At Wednesday’s public hearing, the bill was supported by physical and mental health providers and advocates, anti-gun violence groups such as Moms Demand Action, and those who lost a child or friend to suicide, while opponents included gun rights groups, the National Rifle Association, and personal freedom advocates.
Altschiller said suicide is the second leading cause of death in New Hampshire for those between the ages of 10 and 34. Firearms are used in 50 percent of suicide attempts and fatal in 90 percent of the attempts, she said.
New Hampshire law allows gun confiscation in only three areas, domestic violence and stalking, and both of those are criminal statutes, and the involuntary emergency admissions, which is civil, she said.
“What is available to people in crisis? Only one option: a wellness check by local law enforcement,” Altschiller said. “This will fill the gap for people in crisis.”
Tracy Hahn-Burkett of the Kent Street Coalition said gun violence is a public health crisis just like the coronavirus is.
What is different is the high rates of suicide in New Hampshire especially among the young, she said.
“House Bill 687 is one answer, but it’s not a panacea,” Hahn-Burkett said.
Many opponents were concerned about due process rights under the legislation, saying the requirements to take a person’s personal property — their guns — are too lax and once those firearms have been removed, it is difficult to get them back.
Under the bill, a person can be denied firearms for up to a year and would have to petition the court to have them returned.
Concord attorney Penny Dean said bill supporters say it is just an inconvenience to have guns temporarily taken.

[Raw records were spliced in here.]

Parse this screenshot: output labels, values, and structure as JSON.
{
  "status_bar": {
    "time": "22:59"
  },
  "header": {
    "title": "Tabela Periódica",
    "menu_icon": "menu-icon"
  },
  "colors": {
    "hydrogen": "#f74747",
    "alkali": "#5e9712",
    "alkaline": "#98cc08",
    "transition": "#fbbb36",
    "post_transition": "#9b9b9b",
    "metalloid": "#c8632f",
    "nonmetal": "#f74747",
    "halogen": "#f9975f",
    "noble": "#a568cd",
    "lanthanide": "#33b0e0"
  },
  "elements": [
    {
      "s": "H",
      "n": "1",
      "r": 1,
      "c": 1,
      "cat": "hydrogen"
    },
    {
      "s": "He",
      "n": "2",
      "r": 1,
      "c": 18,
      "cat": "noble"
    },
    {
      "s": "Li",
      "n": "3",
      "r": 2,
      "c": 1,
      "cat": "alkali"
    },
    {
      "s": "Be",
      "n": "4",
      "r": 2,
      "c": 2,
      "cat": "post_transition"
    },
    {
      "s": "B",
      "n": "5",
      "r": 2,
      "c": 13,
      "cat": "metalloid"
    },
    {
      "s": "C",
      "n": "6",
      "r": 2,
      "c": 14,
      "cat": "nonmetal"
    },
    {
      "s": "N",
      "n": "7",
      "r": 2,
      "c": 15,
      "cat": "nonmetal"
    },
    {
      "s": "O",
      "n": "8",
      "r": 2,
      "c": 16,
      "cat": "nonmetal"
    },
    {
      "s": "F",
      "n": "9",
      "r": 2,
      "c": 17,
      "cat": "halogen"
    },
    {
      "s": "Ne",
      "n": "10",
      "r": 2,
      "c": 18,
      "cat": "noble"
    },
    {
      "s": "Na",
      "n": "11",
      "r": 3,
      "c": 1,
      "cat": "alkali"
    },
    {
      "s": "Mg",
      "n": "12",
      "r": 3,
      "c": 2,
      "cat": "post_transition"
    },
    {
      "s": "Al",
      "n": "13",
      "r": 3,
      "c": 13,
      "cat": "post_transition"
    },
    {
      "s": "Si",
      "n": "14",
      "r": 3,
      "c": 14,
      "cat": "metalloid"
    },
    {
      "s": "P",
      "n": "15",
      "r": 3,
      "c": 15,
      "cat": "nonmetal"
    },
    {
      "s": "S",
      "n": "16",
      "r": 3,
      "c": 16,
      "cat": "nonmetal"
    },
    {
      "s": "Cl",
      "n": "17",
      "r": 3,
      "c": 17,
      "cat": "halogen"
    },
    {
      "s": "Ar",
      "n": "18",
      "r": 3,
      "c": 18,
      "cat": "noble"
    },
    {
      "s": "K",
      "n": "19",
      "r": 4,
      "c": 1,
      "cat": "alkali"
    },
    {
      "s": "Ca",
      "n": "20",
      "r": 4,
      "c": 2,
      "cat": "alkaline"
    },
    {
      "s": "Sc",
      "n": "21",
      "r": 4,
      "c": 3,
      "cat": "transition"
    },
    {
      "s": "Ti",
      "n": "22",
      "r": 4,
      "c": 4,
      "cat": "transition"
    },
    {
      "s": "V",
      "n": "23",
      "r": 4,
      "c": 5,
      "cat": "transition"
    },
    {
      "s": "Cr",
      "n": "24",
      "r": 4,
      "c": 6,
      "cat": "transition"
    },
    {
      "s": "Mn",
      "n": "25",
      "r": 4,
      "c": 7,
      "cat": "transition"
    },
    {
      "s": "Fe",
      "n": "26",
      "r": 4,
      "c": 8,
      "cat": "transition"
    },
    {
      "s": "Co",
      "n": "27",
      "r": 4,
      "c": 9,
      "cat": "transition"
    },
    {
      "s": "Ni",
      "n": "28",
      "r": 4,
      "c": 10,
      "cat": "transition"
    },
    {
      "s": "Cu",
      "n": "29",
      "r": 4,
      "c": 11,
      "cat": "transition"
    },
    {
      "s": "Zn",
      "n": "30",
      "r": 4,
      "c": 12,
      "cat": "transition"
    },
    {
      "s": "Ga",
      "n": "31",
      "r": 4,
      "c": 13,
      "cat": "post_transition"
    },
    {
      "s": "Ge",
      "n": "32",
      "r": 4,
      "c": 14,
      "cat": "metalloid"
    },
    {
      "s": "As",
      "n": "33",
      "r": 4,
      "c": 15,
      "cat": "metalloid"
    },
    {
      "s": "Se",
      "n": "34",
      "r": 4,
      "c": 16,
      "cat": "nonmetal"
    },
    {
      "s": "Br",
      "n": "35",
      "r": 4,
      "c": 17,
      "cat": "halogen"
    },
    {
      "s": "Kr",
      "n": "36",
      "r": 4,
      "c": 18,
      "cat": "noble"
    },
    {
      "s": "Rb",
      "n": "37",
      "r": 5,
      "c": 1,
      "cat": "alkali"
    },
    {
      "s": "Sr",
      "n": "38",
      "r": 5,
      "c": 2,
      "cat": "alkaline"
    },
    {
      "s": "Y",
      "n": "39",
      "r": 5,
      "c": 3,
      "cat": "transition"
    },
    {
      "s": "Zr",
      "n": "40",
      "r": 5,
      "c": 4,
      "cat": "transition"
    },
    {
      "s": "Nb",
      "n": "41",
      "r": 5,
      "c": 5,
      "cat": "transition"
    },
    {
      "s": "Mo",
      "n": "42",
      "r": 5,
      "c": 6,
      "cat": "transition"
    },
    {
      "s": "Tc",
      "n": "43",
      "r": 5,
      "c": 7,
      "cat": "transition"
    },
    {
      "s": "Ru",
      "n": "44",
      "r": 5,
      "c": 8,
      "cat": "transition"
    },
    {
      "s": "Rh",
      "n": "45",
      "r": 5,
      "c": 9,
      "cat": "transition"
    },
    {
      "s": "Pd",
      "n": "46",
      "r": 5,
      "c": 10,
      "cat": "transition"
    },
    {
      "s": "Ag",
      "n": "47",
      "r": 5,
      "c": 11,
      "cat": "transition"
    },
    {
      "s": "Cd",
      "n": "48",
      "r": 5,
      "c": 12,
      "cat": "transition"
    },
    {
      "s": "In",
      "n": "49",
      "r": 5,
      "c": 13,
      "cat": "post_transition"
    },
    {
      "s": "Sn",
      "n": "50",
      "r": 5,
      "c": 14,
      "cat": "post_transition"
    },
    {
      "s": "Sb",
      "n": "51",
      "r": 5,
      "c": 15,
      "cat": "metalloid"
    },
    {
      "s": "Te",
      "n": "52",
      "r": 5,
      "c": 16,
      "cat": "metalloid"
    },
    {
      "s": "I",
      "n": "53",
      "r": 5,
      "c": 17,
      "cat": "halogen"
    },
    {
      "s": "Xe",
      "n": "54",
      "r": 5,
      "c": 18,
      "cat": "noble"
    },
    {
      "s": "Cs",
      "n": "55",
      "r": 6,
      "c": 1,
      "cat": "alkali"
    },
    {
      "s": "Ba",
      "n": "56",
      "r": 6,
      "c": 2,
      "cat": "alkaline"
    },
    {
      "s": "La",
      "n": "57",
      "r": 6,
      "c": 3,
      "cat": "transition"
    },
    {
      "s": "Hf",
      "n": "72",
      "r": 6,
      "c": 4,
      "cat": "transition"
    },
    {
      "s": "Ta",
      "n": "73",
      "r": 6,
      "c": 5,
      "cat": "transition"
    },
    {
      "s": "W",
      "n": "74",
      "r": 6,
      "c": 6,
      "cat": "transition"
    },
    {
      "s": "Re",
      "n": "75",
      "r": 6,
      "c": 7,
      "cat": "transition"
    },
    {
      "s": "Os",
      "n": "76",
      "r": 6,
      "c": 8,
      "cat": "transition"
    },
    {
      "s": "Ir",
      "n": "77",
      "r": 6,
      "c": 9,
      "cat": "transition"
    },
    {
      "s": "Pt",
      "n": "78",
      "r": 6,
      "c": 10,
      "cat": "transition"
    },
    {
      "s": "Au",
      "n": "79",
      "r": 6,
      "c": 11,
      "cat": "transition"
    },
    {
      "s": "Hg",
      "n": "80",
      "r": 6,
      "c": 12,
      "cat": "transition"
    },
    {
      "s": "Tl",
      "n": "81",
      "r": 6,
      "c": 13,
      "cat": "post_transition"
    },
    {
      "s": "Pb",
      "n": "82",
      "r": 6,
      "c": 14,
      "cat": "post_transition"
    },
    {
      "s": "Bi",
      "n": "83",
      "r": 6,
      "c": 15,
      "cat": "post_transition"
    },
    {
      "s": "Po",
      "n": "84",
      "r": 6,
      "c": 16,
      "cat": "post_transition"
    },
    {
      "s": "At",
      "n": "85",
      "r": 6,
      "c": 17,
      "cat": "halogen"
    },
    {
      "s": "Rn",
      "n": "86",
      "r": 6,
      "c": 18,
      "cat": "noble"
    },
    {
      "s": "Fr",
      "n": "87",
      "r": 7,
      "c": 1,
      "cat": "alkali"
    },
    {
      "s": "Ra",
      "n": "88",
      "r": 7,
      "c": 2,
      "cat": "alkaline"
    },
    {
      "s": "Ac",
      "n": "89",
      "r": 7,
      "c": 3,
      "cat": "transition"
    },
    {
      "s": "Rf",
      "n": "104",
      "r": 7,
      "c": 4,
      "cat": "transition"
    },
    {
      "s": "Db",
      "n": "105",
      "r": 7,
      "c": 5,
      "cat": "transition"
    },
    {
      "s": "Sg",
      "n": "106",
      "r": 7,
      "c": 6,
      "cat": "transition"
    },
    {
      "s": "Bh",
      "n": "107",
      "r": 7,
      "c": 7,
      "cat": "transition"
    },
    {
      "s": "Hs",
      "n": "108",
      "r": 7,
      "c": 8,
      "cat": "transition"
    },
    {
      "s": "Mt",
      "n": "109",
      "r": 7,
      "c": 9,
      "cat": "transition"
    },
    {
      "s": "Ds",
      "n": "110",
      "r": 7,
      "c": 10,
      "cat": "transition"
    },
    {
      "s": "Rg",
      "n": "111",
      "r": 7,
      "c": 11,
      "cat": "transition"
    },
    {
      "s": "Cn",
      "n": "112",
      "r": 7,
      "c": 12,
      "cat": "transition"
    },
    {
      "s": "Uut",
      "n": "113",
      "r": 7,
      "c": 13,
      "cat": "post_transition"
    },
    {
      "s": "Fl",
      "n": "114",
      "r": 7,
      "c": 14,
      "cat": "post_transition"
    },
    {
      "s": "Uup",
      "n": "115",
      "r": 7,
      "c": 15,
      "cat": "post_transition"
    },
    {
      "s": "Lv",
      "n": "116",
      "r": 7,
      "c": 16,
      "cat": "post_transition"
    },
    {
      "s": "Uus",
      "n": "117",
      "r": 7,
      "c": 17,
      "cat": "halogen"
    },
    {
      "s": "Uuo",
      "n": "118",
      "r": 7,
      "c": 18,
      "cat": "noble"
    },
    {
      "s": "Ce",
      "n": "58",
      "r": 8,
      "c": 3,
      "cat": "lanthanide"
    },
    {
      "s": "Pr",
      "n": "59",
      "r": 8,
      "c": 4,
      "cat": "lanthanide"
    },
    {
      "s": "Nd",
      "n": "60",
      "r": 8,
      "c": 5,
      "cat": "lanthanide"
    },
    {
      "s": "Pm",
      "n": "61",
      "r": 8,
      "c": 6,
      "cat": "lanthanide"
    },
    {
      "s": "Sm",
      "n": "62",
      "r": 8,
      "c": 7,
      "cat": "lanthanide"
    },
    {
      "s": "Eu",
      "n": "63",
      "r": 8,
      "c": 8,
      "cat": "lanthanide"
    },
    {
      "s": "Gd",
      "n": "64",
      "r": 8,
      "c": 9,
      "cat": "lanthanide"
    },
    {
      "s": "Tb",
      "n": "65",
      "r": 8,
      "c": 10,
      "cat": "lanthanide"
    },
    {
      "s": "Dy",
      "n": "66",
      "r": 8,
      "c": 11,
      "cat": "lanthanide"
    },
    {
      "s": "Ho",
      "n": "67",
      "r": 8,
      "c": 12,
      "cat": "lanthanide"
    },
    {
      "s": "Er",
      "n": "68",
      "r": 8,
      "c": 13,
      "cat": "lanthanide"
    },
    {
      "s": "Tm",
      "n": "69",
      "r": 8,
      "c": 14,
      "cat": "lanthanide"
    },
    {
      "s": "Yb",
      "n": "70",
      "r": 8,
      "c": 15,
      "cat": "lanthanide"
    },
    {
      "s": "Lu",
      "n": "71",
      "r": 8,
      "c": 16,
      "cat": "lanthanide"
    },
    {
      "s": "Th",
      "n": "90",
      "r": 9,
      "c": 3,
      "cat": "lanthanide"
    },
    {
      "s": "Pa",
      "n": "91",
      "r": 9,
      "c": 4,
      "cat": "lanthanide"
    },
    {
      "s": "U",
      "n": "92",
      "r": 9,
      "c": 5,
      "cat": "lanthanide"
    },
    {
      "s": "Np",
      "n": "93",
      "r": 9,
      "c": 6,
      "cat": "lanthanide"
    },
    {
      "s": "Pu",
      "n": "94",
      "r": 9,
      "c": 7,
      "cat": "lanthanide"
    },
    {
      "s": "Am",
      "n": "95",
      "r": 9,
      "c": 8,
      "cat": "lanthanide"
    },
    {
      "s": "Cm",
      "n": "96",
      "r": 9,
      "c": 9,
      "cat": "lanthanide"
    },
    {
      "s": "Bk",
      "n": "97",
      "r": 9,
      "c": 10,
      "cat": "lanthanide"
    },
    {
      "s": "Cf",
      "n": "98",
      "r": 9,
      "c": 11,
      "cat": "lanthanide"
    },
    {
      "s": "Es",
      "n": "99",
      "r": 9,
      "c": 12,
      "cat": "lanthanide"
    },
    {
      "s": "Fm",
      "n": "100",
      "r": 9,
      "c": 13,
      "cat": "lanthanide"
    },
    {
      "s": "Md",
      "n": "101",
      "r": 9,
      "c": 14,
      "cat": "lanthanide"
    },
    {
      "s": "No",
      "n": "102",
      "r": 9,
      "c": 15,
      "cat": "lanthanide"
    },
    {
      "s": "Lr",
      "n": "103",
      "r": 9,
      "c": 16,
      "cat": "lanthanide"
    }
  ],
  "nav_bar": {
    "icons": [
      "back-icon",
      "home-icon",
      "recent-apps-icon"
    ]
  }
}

“It’s an absolute nightmare, not an inconvenience, and it could be life threatening,” she said. “Once they are taken, it can take weeks if not months to get guns backs and it never happens that someone is charged for a false report.”
She claimed the poor and those without a lot of education will be the most harmed by the bill, saying they cannot afford an attorney to get them back, or afford to buy another one.
Others noted a petition would trigger notification to the national data base of people forbidden from owning a firearm, which is nearly impossible to get off once you are on it.
Numerous speakers said the bill violates not just the Second Amendment but also those concerning seizure of private property and individual rights.
Lauren LaPage, National Rifle Association representative for Maine, New Hampshire and Vermont, said while the bill allows a court to declare someone is too dangerous to own a gun, it does not require a mental health evaluation, or treatment after the guns have been removed.
“This is ripe for abuse,” LaPage said.
The Senate will act on the bill Monday, and if it is approved will go to the governor’s desk. Gov. Chris Sununu has said he does not support any changes in gun laws.
The committee, on a 3-2 vote, approved a bill to allow medical monitoring of a person who has been exposed to a toxic chemical although he or she is not currently ill.
The bill is aimed at exposure to PFAs (polyfluoroalkyls) which has contaminated drinking water around the state particularly in Merrimack and the Seacoast.
Republicans on the committee, Sens. Sharon Carson, Londonderry, and Harold French, Webster, said the bill was too broad and needed a narrower focus.
On a 5-0 vote, the committee approved a plan to allow electronic notarization of documents and electronic will witnessing, which supporters said would particularly help in the current pandemic with elderly patients.
The bill has the support of the court system.
The Senate meets Monday at 1 p.m. in Representatives Hall.
The House meets Tuesday at 10 a.m. at Whittemore Center at the University of New Hampshire’s Durham campus.
Garry Rayno may be reached at firstname.lastname@example.org